      • Russell Davies: If you hire a junior planner, for the first two years they’re useless, because they can’t stand up in a room and get people to do stuff.
  • Clients
    • Eric Cruz: It’s about trust. Every different brand has different challenges, and it’s not as much as difficult clients as difficult challenges. You want the same thing, the brand to succeed. It’s for you to figure out how to get the best out of that.
    • A client agency is only as good as the lowest amount of input from either side.
  • Purpose
    • Richard Shotton: Brand purpose is wishful seeing from marketers who want it to be true
    • Philippa Dunjay: Purpose should be rooted in your culture, not your product
    • Examples
      • Nike: We believe if you have a body, you’re an athlete
      • Patagonia: We believe a love of wild & beautiful spaces demands participation in the fight to save them.
      • Samsung: We believe meaningful progress comes from daring to defy barriers.
      • Tesla: We believe the world needs to transition to sustainable energy.
      • Airbnb: We believe that travel is better when you experience it as an insider.
    • Daniel Pankraz: 10 key questions which may help when looking at getting to an authentic, insightful and inspiring Brand Conviction:
      • Why was the brand created in the first place?
      • What does the brand fight for?
      • Who/what is the enemy?
      • What do the true believers say about their love of the brand?
      • Why do people love to work for the brand?
      • What should never ever change about the brand?
      • What is the epicenter of the brands passion?
      • Why would people give a damn if the brand ceased to exist tomorrow?
      • How does the brand behave during rocky times?
      • What keeps the brand up at night?
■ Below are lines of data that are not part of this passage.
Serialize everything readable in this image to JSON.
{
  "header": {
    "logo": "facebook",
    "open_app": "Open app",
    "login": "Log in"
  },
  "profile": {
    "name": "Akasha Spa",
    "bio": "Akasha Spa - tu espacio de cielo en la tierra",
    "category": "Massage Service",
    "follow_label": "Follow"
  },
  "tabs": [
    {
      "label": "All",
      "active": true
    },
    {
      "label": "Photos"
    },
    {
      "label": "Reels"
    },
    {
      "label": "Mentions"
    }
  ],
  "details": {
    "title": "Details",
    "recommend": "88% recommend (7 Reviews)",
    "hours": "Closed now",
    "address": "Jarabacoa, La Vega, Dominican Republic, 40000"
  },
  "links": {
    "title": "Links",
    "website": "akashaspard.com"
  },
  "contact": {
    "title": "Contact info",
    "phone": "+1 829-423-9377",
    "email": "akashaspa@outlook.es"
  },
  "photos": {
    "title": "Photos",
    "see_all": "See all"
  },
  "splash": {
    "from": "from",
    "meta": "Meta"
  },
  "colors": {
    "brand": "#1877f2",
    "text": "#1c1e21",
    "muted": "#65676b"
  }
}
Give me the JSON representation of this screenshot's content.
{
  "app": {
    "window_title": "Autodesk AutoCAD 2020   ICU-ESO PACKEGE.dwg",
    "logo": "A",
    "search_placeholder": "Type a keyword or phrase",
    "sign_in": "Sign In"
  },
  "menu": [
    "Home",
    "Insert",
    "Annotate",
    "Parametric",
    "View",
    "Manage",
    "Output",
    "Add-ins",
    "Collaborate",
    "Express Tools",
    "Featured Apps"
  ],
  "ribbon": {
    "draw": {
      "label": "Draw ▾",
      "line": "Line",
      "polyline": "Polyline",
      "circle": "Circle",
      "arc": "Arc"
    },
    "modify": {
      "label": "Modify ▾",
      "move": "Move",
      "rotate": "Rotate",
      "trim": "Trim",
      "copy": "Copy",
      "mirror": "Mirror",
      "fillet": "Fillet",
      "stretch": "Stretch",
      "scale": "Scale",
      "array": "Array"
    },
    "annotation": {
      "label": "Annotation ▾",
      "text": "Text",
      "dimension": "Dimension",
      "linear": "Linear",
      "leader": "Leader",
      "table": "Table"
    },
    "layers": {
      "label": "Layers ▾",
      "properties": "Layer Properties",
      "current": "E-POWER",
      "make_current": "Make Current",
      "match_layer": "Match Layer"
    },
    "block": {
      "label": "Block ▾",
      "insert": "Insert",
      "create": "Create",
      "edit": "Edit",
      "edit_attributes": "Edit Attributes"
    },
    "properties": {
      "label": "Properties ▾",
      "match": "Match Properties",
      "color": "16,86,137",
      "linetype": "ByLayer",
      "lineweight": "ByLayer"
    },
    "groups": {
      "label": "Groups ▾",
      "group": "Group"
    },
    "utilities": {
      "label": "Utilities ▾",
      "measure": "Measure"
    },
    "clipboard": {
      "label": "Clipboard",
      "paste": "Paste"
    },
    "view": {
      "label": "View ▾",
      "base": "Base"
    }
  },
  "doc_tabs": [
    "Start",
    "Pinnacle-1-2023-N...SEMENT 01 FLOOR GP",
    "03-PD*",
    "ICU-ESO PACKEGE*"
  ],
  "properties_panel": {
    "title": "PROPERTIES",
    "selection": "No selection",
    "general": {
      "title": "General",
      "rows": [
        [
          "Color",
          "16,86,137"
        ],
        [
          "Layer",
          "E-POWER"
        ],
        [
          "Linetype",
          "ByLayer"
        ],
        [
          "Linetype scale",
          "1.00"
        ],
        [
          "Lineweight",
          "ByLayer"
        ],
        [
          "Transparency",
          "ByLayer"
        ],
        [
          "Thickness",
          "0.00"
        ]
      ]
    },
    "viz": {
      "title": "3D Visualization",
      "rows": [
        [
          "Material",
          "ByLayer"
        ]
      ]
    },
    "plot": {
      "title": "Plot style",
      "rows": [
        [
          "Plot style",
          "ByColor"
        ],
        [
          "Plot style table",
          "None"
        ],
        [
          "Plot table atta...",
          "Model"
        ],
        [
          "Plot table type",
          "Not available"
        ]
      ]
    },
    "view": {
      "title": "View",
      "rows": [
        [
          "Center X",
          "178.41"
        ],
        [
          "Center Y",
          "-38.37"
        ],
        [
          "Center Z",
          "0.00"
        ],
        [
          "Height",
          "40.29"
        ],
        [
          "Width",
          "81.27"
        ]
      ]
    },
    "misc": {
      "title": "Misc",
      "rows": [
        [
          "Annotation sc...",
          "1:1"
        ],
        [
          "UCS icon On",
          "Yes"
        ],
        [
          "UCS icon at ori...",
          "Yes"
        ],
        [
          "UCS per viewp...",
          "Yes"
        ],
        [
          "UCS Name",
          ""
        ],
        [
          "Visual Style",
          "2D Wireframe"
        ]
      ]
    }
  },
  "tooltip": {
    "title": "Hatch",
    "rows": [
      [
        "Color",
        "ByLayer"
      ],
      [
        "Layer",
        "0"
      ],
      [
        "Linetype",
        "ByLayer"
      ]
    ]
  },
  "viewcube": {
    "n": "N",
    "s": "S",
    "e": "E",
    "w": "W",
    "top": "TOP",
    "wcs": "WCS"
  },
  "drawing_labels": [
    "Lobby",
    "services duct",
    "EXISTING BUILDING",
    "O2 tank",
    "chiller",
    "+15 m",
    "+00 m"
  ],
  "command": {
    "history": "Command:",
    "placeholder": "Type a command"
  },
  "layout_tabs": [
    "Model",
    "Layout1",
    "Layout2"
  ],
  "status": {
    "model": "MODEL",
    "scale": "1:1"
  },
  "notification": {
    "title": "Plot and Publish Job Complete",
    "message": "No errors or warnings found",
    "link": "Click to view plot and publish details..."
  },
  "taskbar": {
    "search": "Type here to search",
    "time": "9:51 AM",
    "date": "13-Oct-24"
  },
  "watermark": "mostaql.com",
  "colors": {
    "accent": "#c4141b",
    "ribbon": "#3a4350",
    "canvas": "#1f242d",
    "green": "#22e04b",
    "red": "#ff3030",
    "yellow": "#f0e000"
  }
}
    • Henry Innis: Too many brands today confuse meaningful, consumer-driven positioning with social purpose positioning. Latter only works if relevant to the former.
  • Behavioural change